**Exercise instructions**
Would you set down the whole listing again exactly as it appears?

**Records shown**
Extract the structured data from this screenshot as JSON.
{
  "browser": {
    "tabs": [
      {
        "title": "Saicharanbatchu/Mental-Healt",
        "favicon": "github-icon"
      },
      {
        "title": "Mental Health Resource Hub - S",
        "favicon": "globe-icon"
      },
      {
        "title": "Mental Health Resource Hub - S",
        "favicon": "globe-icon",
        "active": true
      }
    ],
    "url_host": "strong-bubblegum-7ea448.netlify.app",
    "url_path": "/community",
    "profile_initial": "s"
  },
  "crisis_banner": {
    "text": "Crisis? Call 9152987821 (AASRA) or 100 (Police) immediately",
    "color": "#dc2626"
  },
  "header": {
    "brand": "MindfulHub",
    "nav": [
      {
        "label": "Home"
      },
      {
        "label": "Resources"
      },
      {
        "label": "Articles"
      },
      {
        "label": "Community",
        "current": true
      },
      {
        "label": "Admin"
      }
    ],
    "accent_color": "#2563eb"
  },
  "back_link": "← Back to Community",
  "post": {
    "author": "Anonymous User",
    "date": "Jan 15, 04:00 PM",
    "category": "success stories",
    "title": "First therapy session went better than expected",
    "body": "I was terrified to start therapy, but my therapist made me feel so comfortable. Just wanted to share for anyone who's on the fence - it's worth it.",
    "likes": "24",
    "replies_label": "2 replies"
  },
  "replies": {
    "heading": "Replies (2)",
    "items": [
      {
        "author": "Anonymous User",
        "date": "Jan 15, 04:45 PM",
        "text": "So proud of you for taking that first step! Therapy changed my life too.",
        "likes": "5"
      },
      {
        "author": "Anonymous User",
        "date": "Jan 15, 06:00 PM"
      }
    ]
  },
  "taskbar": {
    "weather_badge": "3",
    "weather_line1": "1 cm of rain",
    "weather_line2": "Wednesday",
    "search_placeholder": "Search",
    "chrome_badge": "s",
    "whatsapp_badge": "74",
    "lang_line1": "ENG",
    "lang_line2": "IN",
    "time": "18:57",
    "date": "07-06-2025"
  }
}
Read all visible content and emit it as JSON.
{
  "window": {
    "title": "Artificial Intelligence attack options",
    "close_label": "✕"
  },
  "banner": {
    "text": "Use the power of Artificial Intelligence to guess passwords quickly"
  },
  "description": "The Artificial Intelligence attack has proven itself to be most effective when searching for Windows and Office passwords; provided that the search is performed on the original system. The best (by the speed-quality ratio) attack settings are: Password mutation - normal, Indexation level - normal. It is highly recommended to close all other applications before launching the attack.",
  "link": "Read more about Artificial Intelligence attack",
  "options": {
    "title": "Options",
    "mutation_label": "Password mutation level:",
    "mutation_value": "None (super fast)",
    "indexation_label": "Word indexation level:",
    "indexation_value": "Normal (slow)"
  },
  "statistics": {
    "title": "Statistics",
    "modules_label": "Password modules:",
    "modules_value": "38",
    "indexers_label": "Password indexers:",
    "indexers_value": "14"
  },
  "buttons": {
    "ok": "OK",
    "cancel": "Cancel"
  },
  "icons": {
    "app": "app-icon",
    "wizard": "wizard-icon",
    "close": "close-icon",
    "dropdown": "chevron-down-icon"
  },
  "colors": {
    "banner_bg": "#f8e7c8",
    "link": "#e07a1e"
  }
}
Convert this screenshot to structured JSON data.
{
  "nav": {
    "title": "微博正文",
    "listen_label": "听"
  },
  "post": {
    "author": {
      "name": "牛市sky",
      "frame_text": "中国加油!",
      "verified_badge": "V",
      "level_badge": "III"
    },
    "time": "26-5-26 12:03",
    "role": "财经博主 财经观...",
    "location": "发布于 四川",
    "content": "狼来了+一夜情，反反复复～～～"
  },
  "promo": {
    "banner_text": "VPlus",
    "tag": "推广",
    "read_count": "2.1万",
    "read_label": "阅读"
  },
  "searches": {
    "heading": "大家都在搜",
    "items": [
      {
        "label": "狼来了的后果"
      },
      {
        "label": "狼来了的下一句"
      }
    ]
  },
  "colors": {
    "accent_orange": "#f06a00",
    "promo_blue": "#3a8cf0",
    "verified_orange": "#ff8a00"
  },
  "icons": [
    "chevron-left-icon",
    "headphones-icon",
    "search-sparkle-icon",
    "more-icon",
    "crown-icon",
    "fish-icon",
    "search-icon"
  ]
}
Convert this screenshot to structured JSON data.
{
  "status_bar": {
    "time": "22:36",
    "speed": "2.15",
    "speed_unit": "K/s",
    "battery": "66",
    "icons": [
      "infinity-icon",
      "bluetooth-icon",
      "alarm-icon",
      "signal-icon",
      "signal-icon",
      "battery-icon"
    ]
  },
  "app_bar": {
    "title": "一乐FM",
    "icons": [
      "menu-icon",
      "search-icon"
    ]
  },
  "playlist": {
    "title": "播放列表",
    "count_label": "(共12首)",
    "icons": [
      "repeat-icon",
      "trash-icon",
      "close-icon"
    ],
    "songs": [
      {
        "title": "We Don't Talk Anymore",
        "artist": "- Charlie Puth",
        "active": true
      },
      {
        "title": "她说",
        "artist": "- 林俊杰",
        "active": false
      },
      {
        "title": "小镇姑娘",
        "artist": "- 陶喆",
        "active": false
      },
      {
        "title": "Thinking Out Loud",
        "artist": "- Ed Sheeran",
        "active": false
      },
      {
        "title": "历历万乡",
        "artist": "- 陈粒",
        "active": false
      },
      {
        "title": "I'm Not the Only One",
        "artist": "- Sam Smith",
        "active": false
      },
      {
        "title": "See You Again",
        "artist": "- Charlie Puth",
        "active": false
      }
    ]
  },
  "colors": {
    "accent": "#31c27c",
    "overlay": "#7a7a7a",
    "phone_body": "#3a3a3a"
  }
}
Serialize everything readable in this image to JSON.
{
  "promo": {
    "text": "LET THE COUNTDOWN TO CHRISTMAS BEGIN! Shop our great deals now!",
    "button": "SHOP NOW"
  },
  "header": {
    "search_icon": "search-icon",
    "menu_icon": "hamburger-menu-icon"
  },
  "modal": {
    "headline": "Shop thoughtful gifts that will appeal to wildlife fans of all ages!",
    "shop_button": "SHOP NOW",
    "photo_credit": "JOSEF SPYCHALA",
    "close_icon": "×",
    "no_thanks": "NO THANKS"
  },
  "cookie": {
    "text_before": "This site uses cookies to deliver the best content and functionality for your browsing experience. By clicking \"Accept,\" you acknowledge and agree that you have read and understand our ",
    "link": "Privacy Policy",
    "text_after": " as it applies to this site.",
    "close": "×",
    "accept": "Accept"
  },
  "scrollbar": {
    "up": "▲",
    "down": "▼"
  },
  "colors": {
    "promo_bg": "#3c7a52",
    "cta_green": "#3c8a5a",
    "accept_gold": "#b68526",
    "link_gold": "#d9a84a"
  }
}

**Answer to the problem**
Extract the structured data from this screenshot as JSON.
{
  "browser": {
    "tabs": [
      {
        "title": "Saicharanbatchu/Mental-Healt",
        "favicon": "github-icon"
      },
      {
        "title": "Mental Health Resource Hub - S",
        "favicon": "globe-icon"
      },
      {
        "title": "Mental Health Resource Hub - S",
        "favicon": "globe-icon",
        "active": true
      }
    ],
    "url_host": "strong-bubblegum-7ea448.netlify.app",
    "url_path": "/community",
    "profile_initial": "s"
  },
  "crisis_banner": {
    "text": "Crisis? Call 9152987821 (AASRA) or 100 (Police) immediately",
    "color": "#dc2626"
  },
  "header": {
    "brand": "MindfulHub",
    "nav": [
      {
        "label": "Home"
      },
      {
        "label": "Resources"
      },
      {
        "label": "Articles"
      },
      {
        "label": "Community",
        "current": true
      },
      {
        "label": "Admin"
      }
    ],
    "accent_color": "#2563eb"
  },
  "back_link": "← Back to Community",
  "post": {
    "author": "Anonymous User",
    "date": "Jan 15, 04:00 PM",
    "category": "success stories",
    "title": "First therapy session went better than expected",
    "body": "I was terrified to start therapy, but my therapist made me feel so comfortable. Just wanted to share for anyone who's on the fence - it's worth it.",
    "likes": "24",
    "replies_label": "2 replies"
  },
  "replies": {
    "heading": "Replies (2)",
    "items": [
      {
        "author": "Anonymous User",
        "date": "Jan 15, 04:45 PM",
        "text": "So proud of you for taking that first step! Therapy changed my life too.",
        "likes": "5"
      },
      {
        "author": "Anonymous User",
        "date": "Jan 15, 06:00 PM"
      }
    ]
  },
  "taskbar": {
    "weather_badge": "3",
    "weather_line1": "1 cm of rain",
    "weather_line2": "Wednesday",
    "search_placeholder": "Search",
    "chrome_badge": "s",
    "whatsapp_badge": "74",
    "lang_line1": "ENG",
    "lang_line2": "IN",
    "time": "18:57",
    "date": "07-06-2025"
  }
}
Read all visible content and emit it as JSON.
{
  "window": {
    "title": "Artificial Intelligence attack options",
    "close_label": "✕"
  },
  "banner": {
    "text": "Use the power of Artificial Intelligence to guess passwords quickly"
  },
  "description": "The Artificial Intelligence attack has proven itself to be most effective when searching for Windows and Office passwords; provided that the search is performed on the original system. The best (by the speed-quality ratio) attack settings are: Password mutation - normal, Indexation level - normal. It is highly recommended to close all other applications before launching the attack.",
  "link": "Read more about Artificial Intelligence attack",
  "options": {
    "title": "Options",
    "mutation_label": "Password mutation level:",
    "mutation_value": "None (super fast)",
    "indexation_label": "Word indexation level:",
    "indexation_value": "Normal (slow)"
  },
  "statistics": {
    "title": "Statistics",
    "modules_label": "Password modules:",
    "modules_value": "38",
    "indexers_label": "Password indexers:",
    "indexers_value": "14"
  },
  "buttons": {
    "ok": "OK",
    "cancel": "Cancel"
  },
  "icons": {
    "app": "app-icon",
    "wizard": "wizard-icon",
    "close": "close-icon",
    "dropdown": "chevron-down-icon"
  },
  "colors": {
    "banner_bg": "#f8e7c8",
    "link": "#e07a1e"
  }
}
Convert this screenshot to structured JSON data.
{
  "nav": {
    "title": "微博正文",
    "listen_label": "听"
  },
  "post": {
    "author": {
      "name": "牛市sky",
      "frame_text": "中国加油!",
      "verified_badge": "V",
      "level_badge": "III"
    },
    "time": "26-5-26 12:03",
    "role": "财经博主 财经观...",
    "location": "发布于 四川",
    "content": "狼来了+一夜情，反反复复～～～"
  },
  "promo": {
    "banner_text": "VPlus",
    "tag": "推广",
    "read_count": "2.1万",
    "read_label": "阅读"
  },
  "searches": {
    "heading": "大家都在搜",
    "items": [
      {
        "label": "狼来了的后果"
      },
      {
        "label": "狼来了的下一句"
      }
    ]
  },
  "colors": {
    "accent_orange": "#f06a00",
    "promo_blue": "#3a8cf0",
    "verified_orange": "#ff8a00"
  },
  "icons": [
    "chevron-left-icon",
    "headphones-icon",
    "search-sparkle-icon",
    "more-icon",
    "crown-icon",
    "fish-icon",
    "search-icon"
  ]
}
Convert this screenshot to structured JSON data.
{
  "status_bar": {
    "time": "22:36",
    "speed": "2.15",
    "speed_unit": "K/s",
    "battery": "66",
    "icons": [
      "infinity-icon",
      "bluetooth-icon",
      "alarm-icon",
      "signal-icon",
      "signal-icon",
      "battery-icon"
    ]
  },
  "app_bar": {
    "title": "一乐FM",
    "icons": [
      "menu-icon",
      "search-icon"
    ]
  },
  "playlist": {
    "title": "播放列表",
    "count_label": "(共12首)",
    "icons": [
      "repeat-icon",
      "trash-icon",
      "close-icon"
    ],
    "songs": [
      {
        "title": "We Don't Talk Anymore",
        "artist": "- Charlie Puth",
        "active": true
      },
      {
        "title": "她说",
        "artist": "- 林俊杰",
        "active": false
      },
      {
        "title": "小镇姑娘",
        "artist": "- 陶喆",
        "active": false
      },
      {
        "title": "Thinking Out Loud",
        "artist": "- Ed Sheeran",
        "active": false
      },
      {
        "title": "历历万乡",
        "artist": "- 陈粒",
        "active": false
      },
      {
        "title": "I'm Not the Only One",
        "artist": "- Sam Smith",
        "active": false
      },
      {
        "title": "See You Again",
        "artist": "- Charlie Puth",
        "active": false
      }
    ]
  },
  "colors": {
    "accent": "#31c27c",
    "overlay": "#7a7a7a",
    "phone_body": "#3a3a3a"
  }
}
Serialize everything readable in this image to JSON.
{
  "promo": {
    "text": "LET THE COUNTDOWN TO CHRISTMAS BEGIN! Shop our great deals now!",
    "button": "SHOP NOW"
  },
  "header": {
    "search_icon": "search-icon",
    "menu_icon": "hamburger-menu-icon"
  },
  "modal": {
    "headline": "Shop thoughtful gifts that will appeal to wildlife fans of all ages!",
    "shop_button": "SHOP NOW",
    "photo_credit": "JOSEF SPYCHALA",
    "close_icon": "×",
    "no_thanks": "NO THANKS"
  },
  "cookie": {
    "text_before": "This site uses cookies to deliver the best content and functionality for your browsing experience. By clicking \"Accept,\" you acknowledge and agree that you have read and understand our ",
    "link": "Privacy Policy",
    "text_after": " as it applies to this site.",
    "close": "×",
    "accept": "Accept"
  },
  "scrollbar": {
    "up": "▲",
    "down": "▼"
  },
  "colors": {
    "promo_bg": "#3c7a52",
    "cta_green": "#3c8a5a",
    "accept_gold": "#b68526",
    "link_gold": "#d9a84a"
  }
}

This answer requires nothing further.